■ **What this task involves**:
From the first line to the last, reproduce the data exactly.

[Dataset rows for apps and sites]
-------------------------

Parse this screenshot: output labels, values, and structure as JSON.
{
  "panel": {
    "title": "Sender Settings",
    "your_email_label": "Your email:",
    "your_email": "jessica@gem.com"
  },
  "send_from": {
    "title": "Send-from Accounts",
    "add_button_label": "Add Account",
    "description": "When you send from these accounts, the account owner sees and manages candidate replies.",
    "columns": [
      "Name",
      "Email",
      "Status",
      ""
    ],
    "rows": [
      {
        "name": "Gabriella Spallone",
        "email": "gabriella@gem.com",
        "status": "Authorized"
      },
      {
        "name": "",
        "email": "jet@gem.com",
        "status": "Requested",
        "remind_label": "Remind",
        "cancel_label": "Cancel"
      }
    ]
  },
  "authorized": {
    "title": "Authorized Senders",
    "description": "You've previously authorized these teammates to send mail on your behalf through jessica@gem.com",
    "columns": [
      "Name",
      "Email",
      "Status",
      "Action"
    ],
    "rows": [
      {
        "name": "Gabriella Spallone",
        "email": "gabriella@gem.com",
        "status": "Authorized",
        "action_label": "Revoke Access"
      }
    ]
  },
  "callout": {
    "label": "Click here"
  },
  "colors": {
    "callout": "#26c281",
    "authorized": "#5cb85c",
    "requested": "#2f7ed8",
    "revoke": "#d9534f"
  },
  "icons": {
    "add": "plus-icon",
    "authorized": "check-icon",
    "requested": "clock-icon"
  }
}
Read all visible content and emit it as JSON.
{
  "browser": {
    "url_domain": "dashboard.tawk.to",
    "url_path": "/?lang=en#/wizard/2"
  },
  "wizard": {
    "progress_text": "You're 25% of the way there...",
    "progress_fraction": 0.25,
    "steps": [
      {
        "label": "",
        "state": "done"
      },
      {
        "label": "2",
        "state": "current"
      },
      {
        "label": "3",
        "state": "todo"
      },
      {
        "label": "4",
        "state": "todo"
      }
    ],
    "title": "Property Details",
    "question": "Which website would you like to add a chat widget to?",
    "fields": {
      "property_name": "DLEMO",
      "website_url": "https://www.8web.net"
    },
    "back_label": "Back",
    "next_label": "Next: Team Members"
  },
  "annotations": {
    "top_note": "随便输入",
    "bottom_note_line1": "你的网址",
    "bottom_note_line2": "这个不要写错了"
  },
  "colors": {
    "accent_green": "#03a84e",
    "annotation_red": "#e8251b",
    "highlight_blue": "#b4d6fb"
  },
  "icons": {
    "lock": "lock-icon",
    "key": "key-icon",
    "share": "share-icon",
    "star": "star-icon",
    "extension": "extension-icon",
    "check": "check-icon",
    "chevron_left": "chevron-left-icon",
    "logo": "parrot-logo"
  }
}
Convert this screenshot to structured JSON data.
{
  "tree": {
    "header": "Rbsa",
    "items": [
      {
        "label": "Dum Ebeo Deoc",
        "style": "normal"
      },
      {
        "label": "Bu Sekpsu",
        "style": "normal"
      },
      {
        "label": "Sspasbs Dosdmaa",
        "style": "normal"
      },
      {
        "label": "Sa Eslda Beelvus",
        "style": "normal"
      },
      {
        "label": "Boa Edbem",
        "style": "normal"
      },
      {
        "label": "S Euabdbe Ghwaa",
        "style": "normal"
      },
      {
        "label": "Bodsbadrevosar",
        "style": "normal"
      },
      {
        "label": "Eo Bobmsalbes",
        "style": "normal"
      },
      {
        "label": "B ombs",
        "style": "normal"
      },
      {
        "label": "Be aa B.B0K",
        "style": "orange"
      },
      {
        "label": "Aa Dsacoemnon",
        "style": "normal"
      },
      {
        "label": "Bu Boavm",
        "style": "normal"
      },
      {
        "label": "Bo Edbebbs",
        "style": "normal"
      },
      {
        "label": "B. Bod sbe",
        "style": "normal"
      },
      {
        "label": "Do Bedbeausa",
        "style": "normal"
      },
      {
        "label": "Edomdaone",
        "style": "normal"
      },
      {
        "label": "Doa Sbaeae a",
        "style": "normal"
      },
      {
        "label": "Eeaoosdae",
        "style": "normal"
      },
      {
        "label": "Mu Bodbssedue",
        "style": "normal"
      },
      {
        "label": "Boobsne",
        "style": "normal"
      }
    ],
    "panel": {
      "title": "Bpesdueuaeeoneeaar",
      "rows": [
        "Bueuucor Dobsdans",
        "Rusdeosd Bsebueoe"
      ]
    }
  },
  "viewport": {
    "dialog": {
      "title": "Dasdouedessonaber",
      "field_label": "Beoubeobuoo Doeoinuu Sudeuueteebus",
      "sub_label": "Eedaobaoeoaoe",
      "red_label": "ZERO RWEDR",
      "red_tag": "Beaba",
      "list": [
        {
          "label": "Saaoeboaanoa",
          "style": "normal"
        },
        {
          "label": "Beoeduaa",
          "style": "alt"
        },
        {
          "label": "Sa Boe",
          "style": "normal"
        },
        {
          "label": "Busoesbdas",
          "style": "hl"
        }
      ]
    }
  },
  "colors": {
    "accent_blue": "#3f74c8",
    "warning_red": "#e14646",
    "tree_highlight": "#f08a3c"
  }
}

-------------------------

■ **Solution**:
Parse this screenshot: output labels, values, and structure as JSON.
{
  "panel": {
    "title": "Sender Settings",
    "your_email_label": "Your email:",
    "your_email": "jessica@gem.com"
  },
  "send_from": {
    "title": "Send-from Accounts",
    "add_button_label": "Add Account",
    "description": "When you send from these accounts, the account owner sees and manages candidate replies.",
    "columns": [
      "Name",
      "Email",
      "Status",
      ""
    ],
    "rows": [
      {
        "name": "Gabriella Spallone",
        "email": "gabriella@gem.com",
        "status": "Authorized"
      },
      {
        "name": "",
        "email": "jet@gem.com",
        "status": "Requested",
        "remind_label": "Remind",
        "cancel_label": "Cancel"
      }
    ]
  },
  "authorized": {
    "title": "Authorized Senders",
    "description": "You've previously authorized these teammates to send mail on your behalf through jessica@gem.com",
    "columns": [
      "Name",
      "Email",
      "Status",
      "Action"
    ],
    "rows": [
      {
        "name": "Gabriella Spallone",
        "email": "gabriella@gem.com",
        "status": "Authorized",
        "action_label": "Revoke Access"
      }
    ]
  },
  "callout": {
    "label": "Click here"
  },
  "colors": {
    "callout": "#26c281",
    "authorized": "#5cb85c",
    "requested": "#2f7ed8",
    "revoke": "#d9534f"
  },
  "icons": {
    "add": "plus-icon",
    "authorized": "check-icon",
    "requested": "clock-icon"
  }
}
Read all visible content and emit it as JSON.
{
  "browser": {
    "url_domain": "dashboard.tawk.to",
    "url_path": "/?lang=en#/wizard/2"
  },
  "wizard": {
    "progress_text": "You're 25% of the way there...",
    "progress_fraction": 0.25,
    "steps": [
      {
        "label": "",
        "state": "done"
      },
      {
        "label": "2",
        "state": "current"
      },
      {
        "label": "3",
        "state": "todo"
      },
      {
        "label": "4",
        "state": "todo"
      }
    ],
    "title": "Property Details",
    "question": "Which website would you like to add a chat widget to?",
    "fields": {
      "property_name": "DLEMO",
      "website_url": "https://www.8web.net"
    },
    "back_label": "Back",
    "next_label": "Next: Team Members"
  },
  "annotations": {
    "top_note": "随便输入",
    "bottom_note_line1": "你的网址",
    "bottom_note_line2": "这个不要写错了"
  },
  "colors": {
    "accent_green": "#03a84e",
    "annotation_red": "#e8251b",
    "highlight_blue": "#b4d6fb"
  },
  "icons": {
    "lock": "lock-icon",
    "key": "key-icon",
    "share": "share-icon",
    "star": "star-icon",
    "extension": "extension-icon",
    "check": "check-icon",
    "chevron_left": "chevron-left-icon",
    "logo": "parrot-logo"
  }
}
Convert this screenshot to structured JSON data.
{
  "tree": {
    "header": "Rbsa",
    "items": [
      {
        "label": "Dum Ebeo Deoc",
        "style": "normal"
      },
      {
        "label": "Bu Sekpsu",
        "style": "normal"
      },
      {
        "label": "Sspasbs Dosdmaa",
        "style": "normal"
      },
      {
        "label": "Sa Eslda Beelvus",
        "style": "normal"
      },
      {
        "label": "Boa Edbem",
        "style": "normal"
      },
      {
        "label": "S Euabdbe Ghwaa",
        "style": "normal"
      },
      {
        "label": "Bodsbadrevosar",
        "style": "normal"
      },
      {
        "label": "Eo Bobmsalbes",
        "style": "normal"
      },
      {
        "label": "B ombs",
        "style": "normal"
      },
      {
        "label": "Be aa B.B0K",
        "style": "orange"
      },
      {
        "label": "Aa Dsacoemnon",
        "style": "normal"
      },
      {
        "label": "Bu Boavm",
        "style": "normal"
      },
      {
        "label": "Bo Edbebbs",
        "style": "normal"
      },
      {
        "label": "B. Bod sbe",
        "style": "normal"
      },
      {
        "label": "Do Bedbeausa",
        "style": "normal"
      },
      {
        "label": "Edomdaone",
        "style": "normal"
      },
      {
        "label": "Doa Sbaeae a",
        "style": "normal"
      },
      {
        "label": "Eeaoosdae",
        "style": "normal"
      },
      {
        "label": "Mu Bodbssedue",
        "style": "normal"
      },
      {
        "label": "Boobsne",
        "style": "normal"
      }
    ],
    "panel": {
      "title": "Bpesdueuaeeoneeaar",
      "rows": [
        "Bueuucor Dobsdans",
        "Rusdeosd Bsebueoe"
      ]
    }
  },
  "viewport": {
    "dialog": {
      "title": "Dasdouedessonaber",
      "field_label": "Beoubeobuoo Doeoinuu Sudeuueteebus",
      "sub_label": "Eedaobaoeoaoe",
      "red_label": "ZERO RWEDR",
      "red_tag": "Beaba",
      "list": [
        {
          "label": "Saaoeboaanoa",
          "style": "normal"
        },
        {
          "label": "Beoeduaa",
          "style": "alt"
        },
        {
          "label": "Sa Boe",
          "style": "normal"
        },
        {
          "label": "Busoesbdas",
          "style": "hl"
        }
      ]
    }
  },
  "colors": {
    "accent_blue": "#3f74c8",
    "warning_red": "#e14646",
    "tree_highlight": "#f08a3c"
  }
}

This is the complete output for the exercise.